Pharmaceutical Disposal

Image of a hand flushing pills down a toilet, crossed outMedicine take back options are the best way to safely dispose of unused or expired prescription and nonprescription medicines.  This is because pharmaceuticals flushed or poured down the drain can end up contaminating our waters as water treatment plants are unable to fully remove these compounds before they reach the environment.  In addition to the environmental benefits, proper pharmaceutical disposal can also reduce addiction and stem overdose deaths.

Travis County Constable Precinct 5 has a permanent pharmaceutical disposal kiosk located in the lobby. Disposal of pharmaceuticals (pills or patches) at this site is both free and anonymous.

Location: 1003 Guadalupe St., Austin, TX 78701  

Hours: Monday thru Friday 8:00 a.m. to 5:00 p.m. (short-term parking is available in the parking lot)

Unaccepted Items: Liquids, needles or sharps.

Other authorized disposal sites in the Austin area can be located using the Controlled Substance Public Disposal Location Search provided by the U.S. Department of Justice.

As an alternative to the more permanent disposal sites, twice a year, the U.S. Drug Enforcement Administration (DEA) hosts a National Prescription Drug Take Back Day.  Since the start of the DEA Take Back Day Program (22 events), 1,243,752 pounds of drugs have been collected from the state of Texas alone! For more information, visit

Community Outreach Events

image of an Austin Water outreach booth at an eventThe Austin Water Special Services Division (SSD) regularly participates in community events to educate the public about how to “Stop the Grease Blob” and to “Only Flush Toilet Paper”.

At these events, the SSD offers free items to help you dispose of fats, oils and grease (FOG) at your residence and free educational materials for children.

If you are interested in having the Austin Water SSD participate at your event, please email event details to
Note: A request does not guarantee availability.

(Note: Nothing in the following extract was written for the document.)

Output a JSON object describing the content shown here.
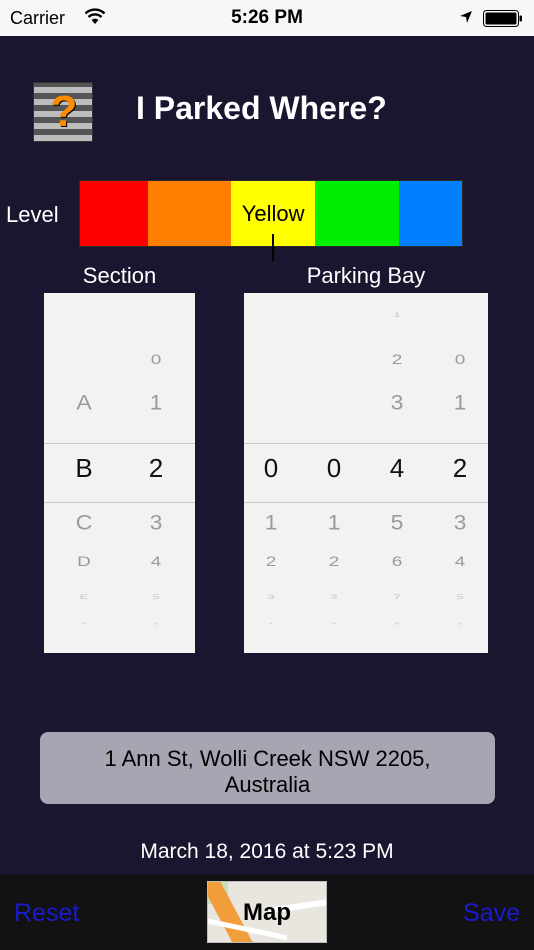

Community Outreach Photos
Please view photos from past events in the Austin Water SSD Community Outreach Flickr Collection.